INSTRUCTIONS FOR THE TASK
Copy every line of the records exactly, without including the images.

PROVIDED INFORMATION
-----
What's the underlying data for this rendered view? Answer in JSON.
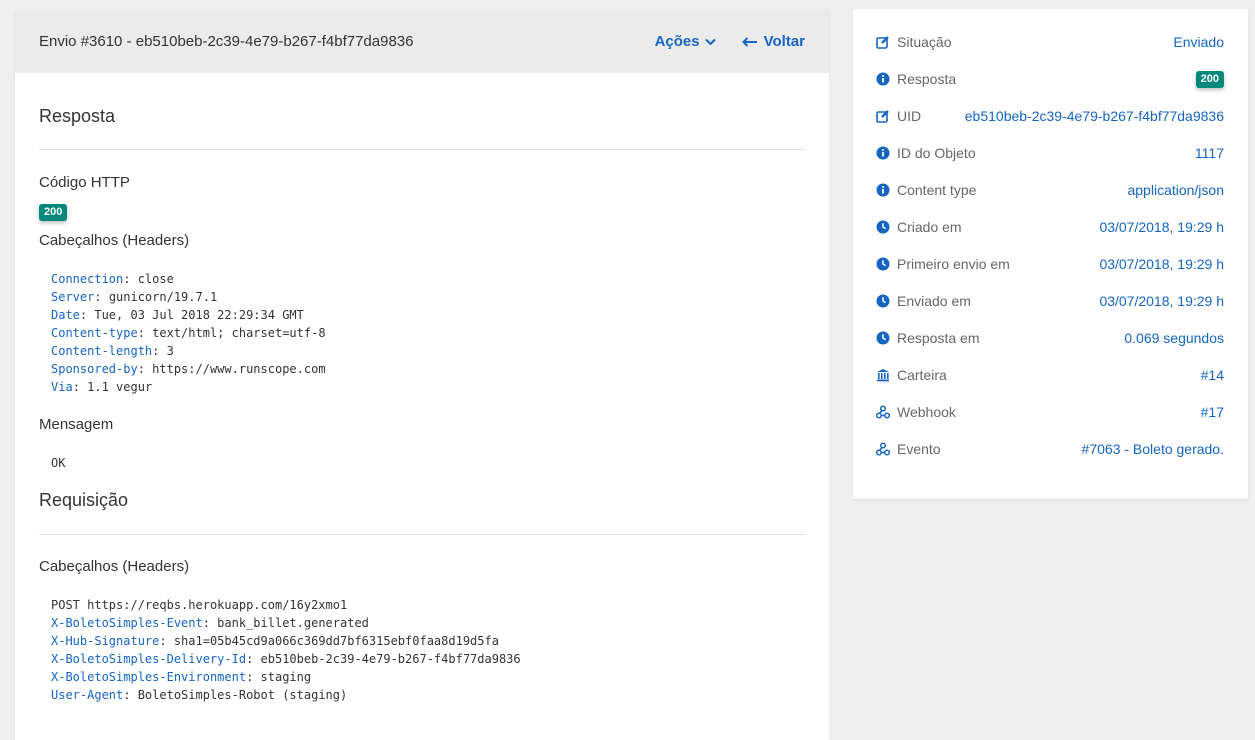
{
  "header": {
    "title": "Envio #3610 - eb510beb-2c39-4e79-b267-f4bf77da9836",
    "actions_label": "Ações",
    "back_label": "Voltar"
  },
  "response": {
    "section_title": "Resposta",
    "http_code_label": "Código HTTP",
    "http_code": "200",
    "headers_label": "Cabeçalhos (Headers)",
    "headers": [
      {
        "key": "Connection",
        "value": "close"
      },
      {
        "key": "Server",
        "value": "gunicorn/19.7.1"
      },
      {
        "key": "Date",
        "value": "Tue, 03 Jul 2018 22:29:34 GMT"
      },
      {
        "key": "Content-type",
        "value": "text/html; charset=utf-8"
      },
      {
        "key": "Content-length",
        "value": "3"
      },
      {
        "key": "Sponsored-by",
        "value": "https://www.runscope.com"
      },
      {
        "key": "Via",
        "value": "1.1 vegur"
      }
    ],
    "message_label": "Mensagem",
    "message": "OK"
  },
  "request": {
    "section_title": "Requisição",
    "headers_label": "Cabeçalhos (Headers)",
    "request_line": "POST https://reqbs.herokuapp.com/16y2xmo1",
    "headers": [
      {
        "key": "X-BoletoSimples-Event",
        "value": "bank_billet.generated"
      },
      {
        "key": "X-Hub-Signature",
        "value": "sha1=05b45cd9a066c369dd7bf6315ebf0faa8d19d5fa"
      },
      {
        "key": "X-BoletoSimples-Delivery-Id",
        "value": "eb510beb-2c39-4e79-b267-f4bf77da9836"
      },
      {
        "key": "X-BoletoSimples-Environment",
        "value": "staging"
      },
      {
        "key": "User-Agent",
        "value": "BoletoSimples-Robot (staging)"
      }
    ]
  },
  "sidebar": {
    "accent_color": "#1565c0",
    "badge_color": "#00897b",
    "rows": [
      {
        "icon": "edit-icon",
        "label": "Situação",
        "value": "Enviado",
        "type": "link"
      },
      {
        "icon": "info-icon",
        "label": "Resposta",
        "value": "200",
        "type": "badge"
      },
      {
        "icon": "edit-icon",
        "label": "UID",
        "value": "eb510beb-2c39-4e79-b267-f4bf77da9836",
        "type": "link"
      },
      {
        "icon": "info-icon",
        "label": "ID do Objeto",
        "value": "1117",
        "type": "link"
      },
      {
        "icon": "info-icon",
        "label": "Content type",
        "value": "application/json",
        "type": "link"
      },
      {
        "icon": "clock-icon",
        "label": "Criado em",
        "value": "03/07/2018, 19:29 h",
        "type": "link"
      },
      {
        "icon": "clock-icon",
        "label": "Primeiro envio em",
        "value": "03/07/2018, 19:29 h",
        "type": "link"
      },
      {
        "icon": "clock-icon",
        "label": "Enviado em",
        "value": "03/07/2018, 19:29 h",
        "type": "link"
      },
      {
        "icon": "clock-icon",
        "label": "Resposta em",
        "value": "0.069 segundos",
        "type": "link"
      },
      {
        "icon": "bank-icon",
        "label": "Carteira",
        "value": "#14",
        "type": "link"
      },
      {
        "icon": "webhook-icon",
        "label": "Webhook",
        "value": "#17",
        "type": "link"
      },
      {
        "icon": "webhook-icon",
        "label": "Evento",
        "value": "#7063 - Boleto gerado.",
        "type": "link"
      }
    ]
  }
}
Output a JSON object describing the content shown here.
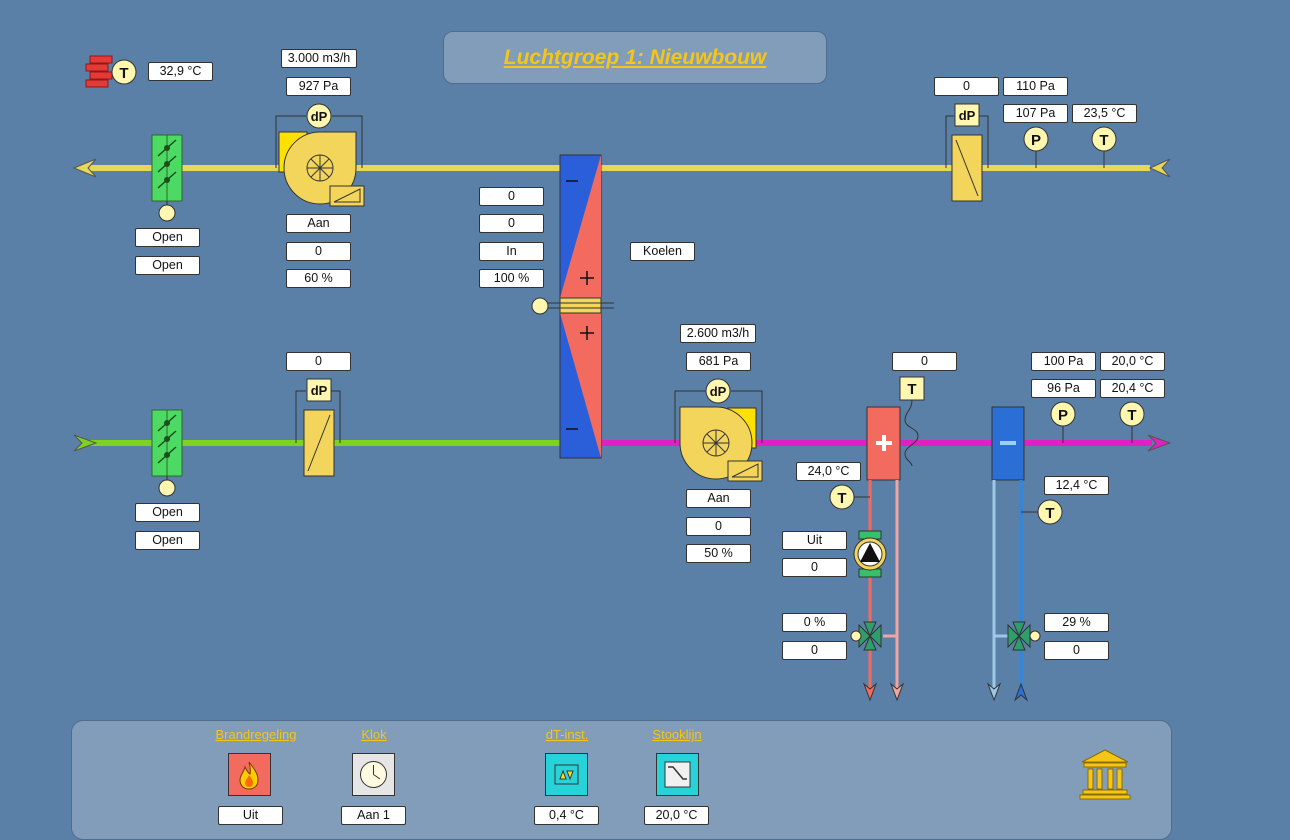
{
  "title": "Luchtgroep 1: Nieuwbouw",
  "colors": {
    "background": "#5b80a7",
    "panel": "#819db9",
    "title": "#f5c518",
    "exhaust_duct": "#e8d85a",
    "supply_fresh": "#7ed321",
    "supply_heated": "#e020c0",
    "hx_cold": "#2b5fd9",
    "hx_warm": "#f26b5e",
    "heating_coil": "#f26b5e",
    "cooling_coil": "#2b6fd6"
  },
  "exhaust": {
    "outdoor_temp_icon": "T",
    "outdoor_temp": "32,9 °C",
    "damper_state_1": "Open",
    "damper_state_2": "Open",
    "fan_flow": "3.000 m3/h",
    "fan_pressure": "927 Pa",
    "fan_dp_icon": "dP",
    "fan_status": "Aan",
    "fan_value": "0",
    "fan_speed": "60 %",
    "filter_value": "0",
    "filter_pressure": "110 Pa",
    "filter_dp_icon": "dP",
    "duct_pressure": "107 Pa",
    "duct_temp": "23,5 °C",
    "duct_p_icon": "P",
    "duct_t_icon": "T"
  },
  "heat_exchanger": {
    "val1": "0",
    "val2": "0",
    "mode": "In",
    "percent": "100 %",
    "status": "Koelen"
  },
  "supply": {
    "damper_state_1": "Open",
    "damper_state_2": "Open",
    "filter_value": "0",
    "filter_dp_icon": "dP",
    "fan_flow": "2.600 m3/h",
    "fan_pressure": "681 Pa",
    "fan_dp_icon": "dP",
    "fan_status": "Aan",
    "fan_value": "0",
    "fan_speed": "50 %",
    "frost_value": "0",
    "frost_icon": "T",
    "pressure_1": "100 Pa",
    "temp_1": "20,0 °C",
    "pressure_2": "96 Pa",
    "temp_2": "20,4 °C",
    "p_icon": "P",
    "t_icon": "T"
  },
  "heating": {
    "return_temp": "24,0 °C",
    "t_icon": "T",
    "pump_status": "Uit",
    "pump_value": "0",
    "valve_percent": "0 %",
    "valve_value": "0"
  },
  "cooling": {
    "return_temp": "12,4 °C",
    "t_icon": "T",
    "valve_percent": "29 %",
    "valve_value": "0"
  },
  "footer": {
    "items": [
      {
        "label": "Brandregeling",
        "value": "Uit",
        "icon": "fire-icon"
      },
      {
        "label": "Klok",
        "value": "Aan 1",
        "icon": "clock-icon"
      },
      {
        "label": "dT-inst.",
        "value": "0,4 °C",
        "icon": "delta-t-icon"
      },
      {
        "label": "Stooklijn",
        "value": "20,0 °C",
        "icon": "heating-curve-icon"
      }
    ],
    "home_icon": "building-icon"
  }
}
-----
EXERCISE RESULT
What's the underlying data for this rendered view? Answer in JSON.
{
  "header": {
    "title": "Envio #3610 - eb510beb-2c39-4e79-b267-f4bf77da9836",
    "actions_label": "Ações",
    "back_label": "Voltar"
  },
  "response": {
    "section_title": "Resposta",
    "http_code_label": "Código HTTP",
    "http_code": "200",
    "headers_label": "Cabeçalhos (Headers)",
    "headers": [
      {
        "key": "Connection",
        "value": "close"
      },
      {
        "key": "Server",
        "value": "gunicorn/19.7.1"
      },
      {
        "key": "Date",
        "value": "Tue, 03 Jul 2018 22:29:34 GMT"
      },
      {
        "key": "Content-type",
        "value": "text/html; charset=utf-8"
      },
      {
        "key": "Content-length",
        "value": "3"
      },
      {
        "key": "Sponsored-by",
        "value": "https://www.runscope.com"
      },
      {
        "key": "Via",
        "value": "1.1 vegur"
      }
    ],
    "message_label": "Mensagem",
    "message": "OK"
  },
  "request": {
    "section_title": "Requisição",
    "headers_label": "Cabeçalhos (Headers)",
    "request_line": "POST https://reqbs.herokuapp.com/16y2xmo1",
    "headers": [
      {
        "key": "X-BoletoSimples-Event",
        "value": "bank_billet.generated"
      },
      {
        "key": "X-Hub-Signature",
        "value": "sha1=05b45cd9a066c369dd7bf6315ebf0faa8d19d5fa"
      },
      {
        "key": "X-BoletoSimples-Delivery-Id",
        "value": "eb510beb-2c39-4e79-b267-f4bf77da9836"
      },
      {
        "key": "X-BoletoSimples-Environment",
        "value": "staging"
      },
      {
        "key": "User-Agent",
        "value": "BoletoSimples-Robot (staging)"
      }
    ]
  },
  "sidebar": {
    "accent_color": "#1565c0",
    "badge_color": "#00897b",
    "rows": [
      {
        "icon": "edit-icon",
        "label": "Situação",
        "value": "Enviado",
        "type": "link"
      },
      {
        "icon": "info-icon",
        "label": "Resposta",
        "value": "200",
        "type": "badge"
      },
      {
        "icon": "edit-icon",
        "label": "UID",
        "value": "eb510beb-2c39-4e79-b267-f4bf77da9836",
        "type": "link"
      },
      {
        "icon": "info-icon",
        "label": "ID do Objeto",
        "value": "1117",
        "type": "link"
      },
      {
        "icon": "info-icon",
        "label": "Content type",
        "value": "application/json",
        "type": "link"
      },
      {
        "icon": "clock-icon",
        "label": "Criado em",
        "value": "03/07/2018, 19:29 h",
        "type": "link"
      },
      {
        "icon": "clock-icon",
        "label": "Primeiro envio em",
        "value": "03/07/2018, 19:29 h",
        "type": "link"
      },
      {
        "icon": "clock-icon",
        "label": "Enviado em",
        "value": "03/07/2018, 19:29 h",
        "type": "link"
      },
      {
        "icon": "clock-icon",
        "label": "Resposta em",
        "value": "0.069 segundos",
        "type": "link"
      },
      {
        "icon": "bank-icon",
        "label": "Carteira",
        "value": "#14",
        "type": "link"
      },
      {
        "icon": "webhook-icon",
        "label": "Webhook",
        "value": "#17",
        "type": "link"
      },
      {
        "icon": "webhook-icon",
        "label": "Evento",
        "value": "#7063 - Boleto gerado.",
        "type": "link"
      }
    ]
  }
}
Output a JSON object describing the content shown here.
{
  "title": "Luchtgroep 1: Nieuwbouw",
  "colors": {
    "background": "#5b80a7",
    "panel": "#819db9",
    "title": "#f5c518",
    "exhaust_duct": "#e8d85a",
    "supply_fresh": "#7ed321",
    "supply_heated": "#e020c0",
    "hx_cold": "#2b5fd9",
    "hx_warm": "#f26b5e",
    "heating_coil": "#f26b5e",
    "cooling_coil": "#2b6fd6"
  },
  "exhaust": {
    "outdoor_temp_icon": "T",
    "outdoor_temp": "32,9 °C",
    "damper_state_1": "Open",
    "damper_state_2": "Open",
    "fan_flow": "3.000 m3/h",
    "fan_pressure": "927 Pa",
    "fan_dp_icon": "dP",
    "fan_status": "Aan",
    "fan_value": "0",
    "fan_speed": "60 %",
    "filter_value": "0",
    "filter_pressure": "110 Pa",
    "filter_dp_icon": "dP",
    "duct_pressure": "107 Pa",
    "duct_temp": "23,5 °C",
    "duct_p_icon": "P",
    "duct_t_icon": "T"
  },
  "heat_exchanger": {
    "val1": "0",
    "val2": "0",
    "mode": "In",
    "percent": "100 %",
    "status": "Koelen"
  },
  "supply": {
    "damper_state_1": "Open",
    "damper_state_2": "Open",
    "filter_value": "0",
    "filter_dp_icon": "dP",
    "fan_flow": "2.600 m3/h",
    "fan_pressure": "681 Pa",
    "fan_dp_icon": "dP",
    "fan_status": "Aan",
    "fan_value": "0",
    "fan_speed": "50 %",
    "frost_value": "0",
    "frost_icon": "T",
    "pressure_1": "100 Pa",
    "temp_1": "20,0 °C",
    "pressure_2": "96 Pa",
    "temp_2": "20,4 °C",
    "p_icon": "P",
    "t_icon": "T"
  },
  "heating": {
    "return_temp": "24,0 °C",
    "t_icon": "T",
    "pump_status": "Uit",
    "pump_value": "0",
    "valve_percent": "0 %",
    "valve_value": "0"
  },
  "cooling": {
    "return_temp": "12,4 °C",
    "t_icon": "T",
    "valve_percent": "29 %",
    "valve_value": "0"
  },
  "footer": {
    "items": [
      {
        "label": "Brandregeling",
        "value": "Uit",
        "icon": "fire-icon"
      },
      {
        "label": "Klok",
        "value": "Aan 1",
        "icon": "clock-icon"
      },
      {
        "label": "dT-inst.",
        "value": "0,4 °C",
        "icon": "delta-t-icon"
      },
      {
        "label": "Stooklijn",
        "value": "20,0 °C",
        "icon": "heating-curve-icon"
      }
    ],
    "home_icon": "building-icon"
  }
}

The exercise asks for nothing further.